* _WHAT TO DO_
Please print the records below exactly as they are.

[Stored entries]
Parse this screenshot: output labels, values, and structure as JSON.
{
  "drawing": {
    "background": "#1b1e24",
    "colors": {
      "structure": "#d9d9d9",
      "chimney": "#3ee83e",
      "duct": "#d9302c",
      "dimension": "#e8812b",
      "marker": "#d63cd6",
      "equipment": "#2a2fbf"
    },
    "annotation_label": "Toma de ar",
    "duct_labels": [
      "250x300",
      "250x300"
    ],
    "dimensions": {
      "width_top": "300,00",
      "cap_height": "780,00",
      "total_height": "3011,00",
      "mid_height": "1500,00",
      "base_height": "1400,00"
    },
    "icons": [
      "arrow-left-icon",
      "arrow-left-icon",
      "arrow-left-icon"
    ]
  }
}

* _TASK OUTPUT_
Parse this screenshot: output labels, values, and structure as JSON.
{
  "drawing": {
    "background": "#1b1e24",
    "colors": {
      "structure": "#d9d9d9",
      "chimney": "#3ee83e",
      "duct": "#d9302c",
      "dimension": "#e8812b",
      "marker": "#d63cd6",
      "equipment": "#2a2fbf"
    },
    "annotation_label": "Toma de ar",
    "duct_labels": [
      "250x300",
      "250x300"
    ],
    "dimensions": {
      "width_top": "300,00",
      "cap_height": "780,00",
      "total_height": "3011,00",
      "mid_height": "1500,00",
      "base_height": "1400,00"
    },
    "icons": [
      "arrow-left-icon",
      "arrow-left-icon",
      "arrow-left-icon"
    ]
  }
}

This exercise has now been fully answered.